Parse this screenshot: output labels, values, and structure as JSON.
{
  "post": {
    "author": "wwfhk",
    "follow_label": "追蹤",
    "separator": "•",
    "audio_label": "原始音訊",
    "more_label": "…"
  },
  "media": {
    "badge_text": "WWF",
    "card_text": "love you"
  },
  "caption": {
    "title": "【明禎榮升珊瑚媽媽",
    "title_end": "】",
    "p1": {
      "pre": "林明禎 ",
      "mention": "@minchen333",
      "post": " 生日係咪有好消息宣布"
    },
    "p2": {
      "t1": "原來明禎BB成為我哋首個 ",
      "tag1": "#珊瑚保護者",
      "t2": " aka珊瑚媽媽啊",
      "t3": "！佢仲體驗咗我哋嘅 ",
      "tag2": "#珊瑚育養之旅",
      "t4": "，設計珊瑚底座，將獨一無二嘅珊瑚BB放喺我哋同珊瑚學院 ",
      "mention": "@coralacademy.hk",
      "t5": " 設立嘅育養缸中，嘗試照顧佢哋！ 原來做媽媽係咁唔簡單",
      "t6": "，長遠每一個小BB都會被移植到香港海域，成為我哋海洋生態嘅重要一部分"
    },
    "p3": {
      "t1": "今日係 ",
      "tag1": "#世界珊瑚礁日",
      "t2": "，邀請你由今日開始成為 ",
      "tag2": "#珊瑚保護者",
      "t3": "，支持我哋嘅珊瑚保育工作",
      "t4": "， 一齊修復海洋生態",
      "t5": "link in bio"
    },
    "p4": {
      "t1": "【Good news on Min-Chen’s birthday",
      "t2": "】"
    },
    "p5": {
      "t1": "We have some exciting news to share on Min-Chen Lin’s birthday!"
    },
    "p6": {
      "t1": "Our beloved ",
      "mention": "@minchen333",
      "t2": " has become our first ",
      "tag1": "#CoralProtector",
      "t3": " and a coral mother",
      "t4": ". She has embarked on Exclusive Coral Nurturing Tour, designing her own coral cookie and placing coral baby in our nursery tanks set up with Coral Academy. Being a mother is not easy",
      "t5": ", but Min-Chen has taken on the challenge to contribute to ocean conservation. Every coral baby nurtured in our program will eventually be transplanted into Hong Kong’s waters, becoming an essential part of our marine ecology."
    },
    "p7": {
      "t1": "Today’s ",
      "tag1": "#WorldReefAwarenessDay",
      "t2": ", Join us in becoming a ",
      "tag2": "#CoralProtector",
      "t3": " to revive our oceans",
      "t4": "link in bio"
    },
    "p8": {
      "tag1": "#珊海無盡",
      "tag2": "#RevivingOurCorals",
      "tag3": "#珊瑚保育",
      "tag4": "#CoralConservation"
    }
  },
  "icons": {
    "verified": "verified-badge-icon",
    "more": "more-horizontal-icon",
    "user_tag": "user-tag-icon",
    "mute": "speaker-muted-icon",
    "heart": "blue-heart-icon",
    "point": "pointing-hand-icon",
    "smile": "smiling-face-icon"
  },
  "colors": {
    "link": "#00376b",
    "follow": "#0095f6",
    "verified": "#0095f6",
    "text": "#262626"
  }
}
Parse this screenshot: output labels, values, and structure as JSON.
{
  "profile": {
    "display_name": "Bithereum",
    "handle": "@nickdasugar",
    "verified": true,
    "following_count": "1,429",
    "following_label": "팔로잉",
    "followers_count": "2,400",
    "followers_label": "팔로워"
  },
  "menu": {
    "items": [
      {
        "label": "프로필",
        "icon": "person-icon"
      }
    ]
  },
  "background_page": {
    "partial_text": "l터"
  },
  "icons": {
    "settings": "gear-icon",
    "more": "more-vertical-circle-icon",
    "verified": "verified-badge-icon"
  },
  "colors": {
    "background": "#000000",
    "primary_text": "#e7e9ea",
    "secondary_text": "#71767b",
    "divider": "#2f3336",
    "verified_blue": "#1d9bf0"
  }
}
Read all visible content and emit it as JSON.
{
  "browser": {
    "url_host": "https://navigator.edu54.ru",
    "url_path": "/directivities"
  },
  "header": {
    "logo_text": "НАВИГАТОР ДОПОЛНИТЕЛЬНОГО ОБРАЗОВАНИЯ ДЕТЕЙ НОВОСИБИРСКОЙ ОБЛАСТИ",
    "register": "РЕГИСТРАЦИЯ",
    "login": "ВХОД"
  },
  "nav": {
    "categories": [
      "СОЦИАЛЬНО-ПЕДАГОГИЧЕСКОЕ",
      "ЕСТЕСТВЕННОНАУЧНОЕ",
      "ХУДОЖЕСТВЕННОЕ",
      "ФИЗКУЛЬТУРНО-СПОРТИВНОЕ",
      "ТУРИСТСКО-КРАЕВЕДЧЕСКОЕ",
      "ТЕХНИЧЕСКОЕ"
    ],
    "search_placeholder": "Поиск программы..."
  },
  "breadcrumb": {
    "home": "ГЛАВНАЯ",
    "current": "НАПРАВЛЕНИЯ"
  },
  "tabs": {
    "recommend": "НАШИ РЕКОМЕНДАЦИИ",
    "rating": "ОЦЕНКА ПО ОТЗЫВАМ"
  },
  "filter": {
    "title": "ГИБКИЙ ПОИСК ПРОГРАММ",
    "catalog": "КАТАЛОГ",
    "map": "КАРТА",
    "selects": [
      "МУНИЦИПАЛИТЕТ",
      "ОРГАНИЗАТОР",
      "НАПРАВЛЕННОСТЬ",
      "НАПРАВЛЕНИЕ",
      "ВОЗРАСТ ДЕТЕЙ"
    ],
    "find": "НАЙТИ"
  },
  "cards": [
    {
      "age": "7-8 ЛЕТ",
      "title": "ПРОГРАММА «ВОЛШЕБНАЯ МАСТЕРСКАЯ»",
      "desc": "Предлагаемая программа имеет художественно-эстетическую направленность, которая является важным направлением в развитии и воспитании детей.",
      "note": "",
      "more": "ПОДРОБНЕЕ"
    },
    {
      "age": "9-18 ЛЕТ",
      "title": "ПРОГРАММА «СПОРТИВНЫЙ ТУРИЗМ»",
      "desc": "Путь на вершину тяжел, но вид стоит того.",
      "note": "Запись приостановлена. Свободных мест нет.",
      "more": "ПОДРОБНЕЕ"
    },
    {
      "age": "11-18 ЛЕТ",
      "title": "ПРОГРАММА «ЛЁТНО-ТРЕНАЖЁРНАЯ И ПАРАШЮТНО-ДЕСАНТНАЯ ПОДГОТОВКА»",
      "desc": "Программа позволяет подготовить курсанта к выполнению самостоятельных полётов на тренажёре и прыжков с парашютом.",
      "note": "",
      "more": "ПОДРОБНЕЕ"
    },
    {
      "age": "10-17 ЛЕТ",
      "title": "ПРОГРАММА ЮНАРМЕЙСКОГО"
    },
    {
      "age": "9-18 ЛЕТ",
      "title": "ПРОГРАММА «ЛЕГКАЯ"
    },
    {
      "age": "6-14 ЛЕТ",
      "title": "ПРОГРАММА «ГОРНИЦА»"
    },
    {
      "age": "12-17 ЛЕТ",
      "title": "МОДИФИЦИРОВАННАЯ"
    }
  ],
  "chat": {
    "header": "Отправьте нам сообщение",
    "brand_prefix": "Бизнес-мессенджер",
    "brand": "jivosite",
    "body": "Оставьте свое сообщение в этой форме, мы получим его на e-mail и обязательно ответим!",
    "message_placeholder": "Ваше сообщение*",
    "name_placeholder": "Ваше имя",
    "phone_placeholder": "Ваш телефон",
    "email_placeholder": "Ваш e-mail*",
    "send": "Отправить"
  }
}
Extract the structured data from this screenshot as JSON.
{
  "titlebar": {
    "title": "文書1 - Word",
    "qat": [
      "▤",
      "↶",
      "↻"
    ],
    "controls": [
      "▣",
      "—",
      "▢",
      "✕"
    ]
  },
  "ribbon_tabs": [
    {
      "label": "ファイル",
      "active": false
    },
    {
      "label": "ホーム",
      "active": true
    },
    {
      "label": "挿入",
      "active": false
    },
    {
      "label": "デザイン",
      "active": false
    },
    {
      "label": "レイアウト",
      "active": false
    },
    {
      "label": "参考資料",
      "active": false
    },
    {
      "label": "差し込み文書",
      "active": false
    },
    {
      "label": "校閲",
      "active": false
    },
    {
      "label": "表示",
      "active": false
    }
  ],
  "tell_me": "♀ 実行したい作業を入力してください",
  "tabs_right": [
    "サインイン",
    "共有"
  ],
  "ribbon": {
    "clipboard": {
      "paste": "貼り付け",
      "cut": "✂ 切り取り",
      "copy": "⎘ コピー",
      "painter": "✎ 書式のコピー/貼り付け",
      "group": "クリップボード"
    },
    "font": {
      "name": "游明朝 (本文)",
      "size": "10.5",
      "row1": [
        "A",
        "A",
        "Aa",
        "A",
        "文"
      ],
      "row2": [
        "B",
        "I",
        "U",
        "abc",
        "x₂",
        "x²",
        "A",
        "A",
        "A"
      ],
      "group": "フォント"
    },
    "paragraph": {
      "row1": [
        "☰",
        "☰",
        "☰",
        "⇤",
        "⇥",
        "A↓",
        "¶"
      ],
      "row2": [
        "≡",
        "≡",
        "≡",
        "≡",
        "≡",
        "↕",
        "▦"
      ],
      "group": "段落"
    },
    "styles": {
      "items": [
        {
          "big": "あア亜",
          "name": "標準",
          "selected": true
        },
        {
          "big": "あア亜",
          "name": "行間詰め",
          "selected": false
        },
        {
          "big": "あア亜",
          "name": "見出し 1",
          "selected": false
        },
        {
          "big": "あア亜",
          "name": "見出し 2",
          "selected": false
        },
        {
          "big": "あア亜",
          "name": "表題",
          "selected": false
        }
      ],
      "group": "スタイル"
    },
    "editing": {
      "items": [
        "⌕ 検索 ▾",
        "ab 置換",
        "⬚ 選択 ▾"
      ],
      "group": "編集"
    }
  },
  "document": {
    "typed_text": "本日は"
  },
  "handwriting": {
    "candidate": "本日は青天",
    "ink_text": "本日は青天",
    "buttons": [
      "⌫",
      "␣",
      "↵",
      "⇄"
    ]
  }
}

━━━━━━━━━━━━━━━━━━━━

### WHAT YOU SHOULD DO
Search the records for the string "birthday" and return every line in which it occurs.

### ANSWER FOR THIS EXERCISE
      "t1": "【Good news on Min-Chen’s birthday",
      "t1": "We have some exciting news to share on Min-Chen Lin’s birthday!"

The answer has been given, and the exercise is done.